As we collectively adjust to the new normal, we’ve been collecting insights from industry experts and experienced leaders to learn what teams can do to weather uncertain times more effectively.

In this post, we focus on the shift to remote work and offer some security best practices for teams small or large.

Oren Yunger: 6 CISOs Share Their Game Plans

Security is an essential business consideration, regardless of your size and who you sell to. Now that a significant portion of the corporate workforce has moved remote, security leaders are not only tasked with keeping customers protected, they have to ensure that the distributed “workplace” is secure and undisrupted as well.

Leading CISOs, including Heavybit advisors Adrian Ludwig and Al Ghous, reiterate that existing technologies which enable and embrace remote work, such as Identity and Access Management, Zero Trust, and endpoint solutions are a must. But in addition to checking all those boxes, a plan to respond to and recover from a security incident should be a top priority.

Tailscale: Network Security for Teams of Any Scale

Back in the day, an office network was a LAN on a switch with a mail server.
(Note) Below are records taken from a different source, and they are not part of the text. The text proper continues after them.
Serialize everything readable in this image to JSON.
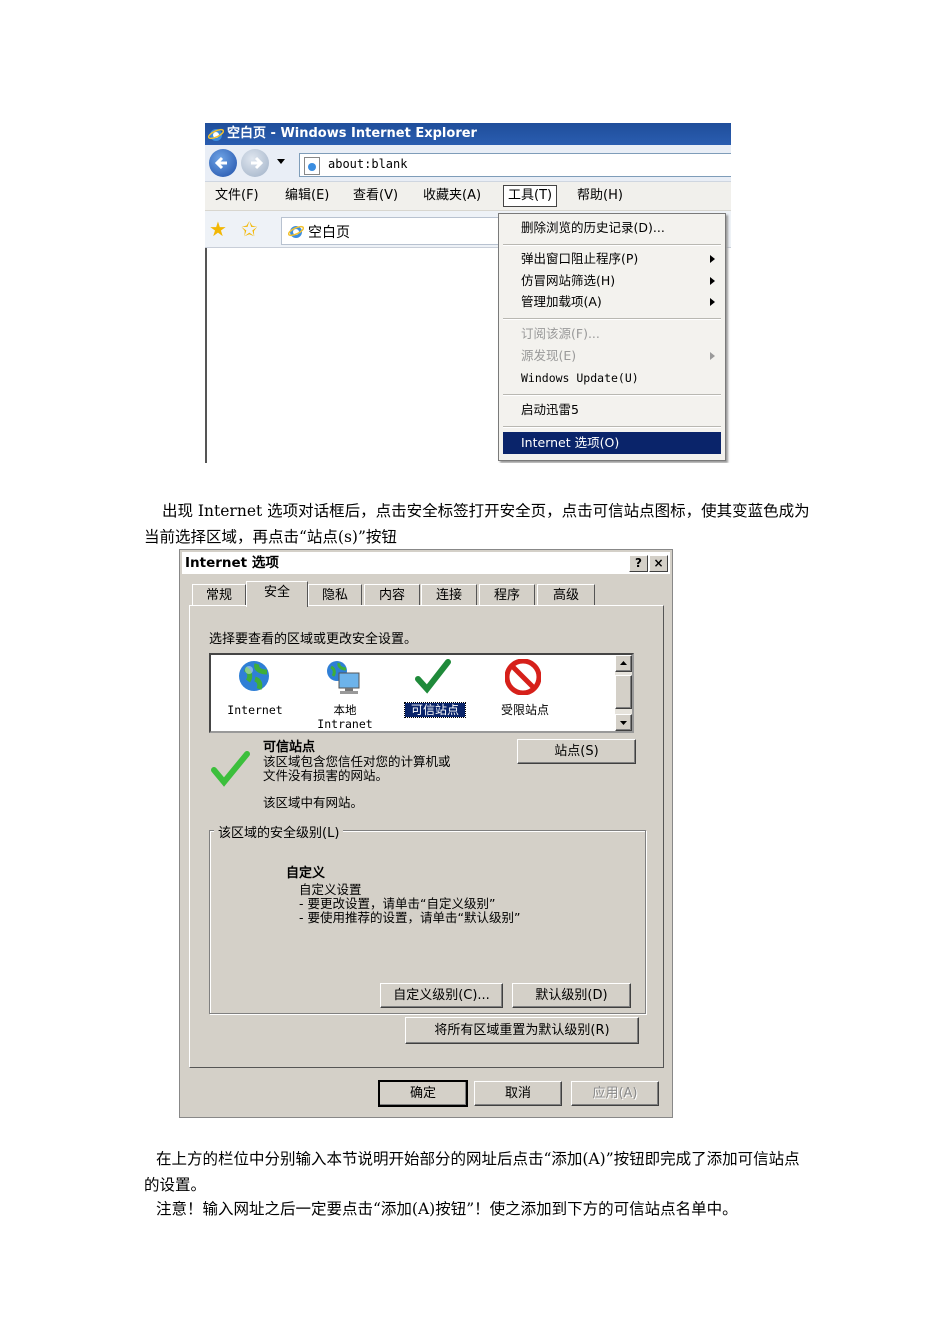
{
  "ie": {
    "title": "空白页 - Windows Internet Explorer",
    "address": "about:blank",
    "menu": [
      "文件(F)",
      "编辑(E)",
      "查看(V)",
      "收藏夹(A)",
      "工具(T)",
      "帮助(H)"
    ],
    "tab_label": "空白页",
    "tools_menu": [
      "删除浏览的历史记录(D)...",
      "弹出窗口阻止程序(P)",
      "仿冒网站筛选(H)",
      "管理加载项(A)",
      "订阅该源(F)...",
      "源发现(E)",
      "Windows Update(U)",
      "启动迅雷5",
      "Internet 选项(O)"
    ]
  },
  "paragraph1": "出现 Internet 选项对话框后，点击安全标签打开安全页，点击可信站点图标，使其变蓝色成为当前选择区域，再点击“站点(s)”按钮",
  "dialog": {
    "title": "Internet 选项",
    "help_btn": "?",
    "close_btn": "×",
    "tabs": [
      "常规",
      "安全",
      "隐私",
      "内容",
      "连接",
      "程序",
      "高级"
    ],
    "instruction": "选择要查看的区域或更改安全设置。",
    "zones": [
      "Internet",
      "本地\nIntranet",
      "可信站点",
      "受限站点"
    ],
    "zone_title": "可信站点",
    "zone_desc": "该区域包含您信任对您的计算机或\n文件没有损害的网站。",
    "zone_has_sites": "该区域中有网站。",
    "sites_btn": "站点(S)",
    "security_group": "该区域的安全级别(L)",
    "level_name": "自定义",
    "level_desc": "自定义设置\n- 要更改设置，请单击“自定义级别”\n- 要使用推荐的设置，请单击“默认级别”",
    "custom_btn": "自定义级别(C)...",
    "default_btn": "默认级别(D)",
    "reset_btn": "将所有区域重置为默认级别(R)",
    "ok_btn": "确定",
    "cancel_btn": "取消",
    "apply_btn": "应用(A)"
  },
  "paragraph2": "在上方的栏位中分别输入本节说明开始部分的网址后点击“添加(A)”按钮即完成了添加可信站点的设置。",
  "paragraph3": "注意！输入网址之后一定要点击“添加(A)按钮”！使之添加到下方的可信站点名单中。",
  "colors": {
    "ie_title": "#2a5db0",
    "highlight": "#0a246a",
    "dialog_bg": "#d4d0c8"
  }
}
Now, it’s a multi-tenant cloud solution with countless SaaS integrations. Potential risks to your business went from internal human error to external threats because everything you do now is exposable.

Moving to remote work and increasing team connectivity adds a burden to security and complicates scaling your systems– not to mention, it’s expensive. With a VPN that allows individual point-to-point communications to be independently authenticated and secured regardless of location, you can build up to Zero Trust, one employee device and one server at a time.

Auth0: The High Cost of Doing Nothing

Just because the security system you put in place years ago still runs, doesn’t mean it’s not a potential risk. As Heavybit advisor Martin Gontovnikas points out, outdated tools are not only costly to maintain, they can also get you in trouble with data privacy laws and regulations like GDPR or CCPA.

As a consequence of the economic downturn, less robust companies will begin looking to be acquired. You can risk losing a deal if you’re not already following security best practices. Legacy solutions are built to be static so during these ever-evolving times, consider overhauling the systems you already have in place.

We’re continuing to develop COVID resources as our community recovers. To stay up to date on the latest articles, interviews, and expert sessions as we release them, subscribe for updates from Heavybit.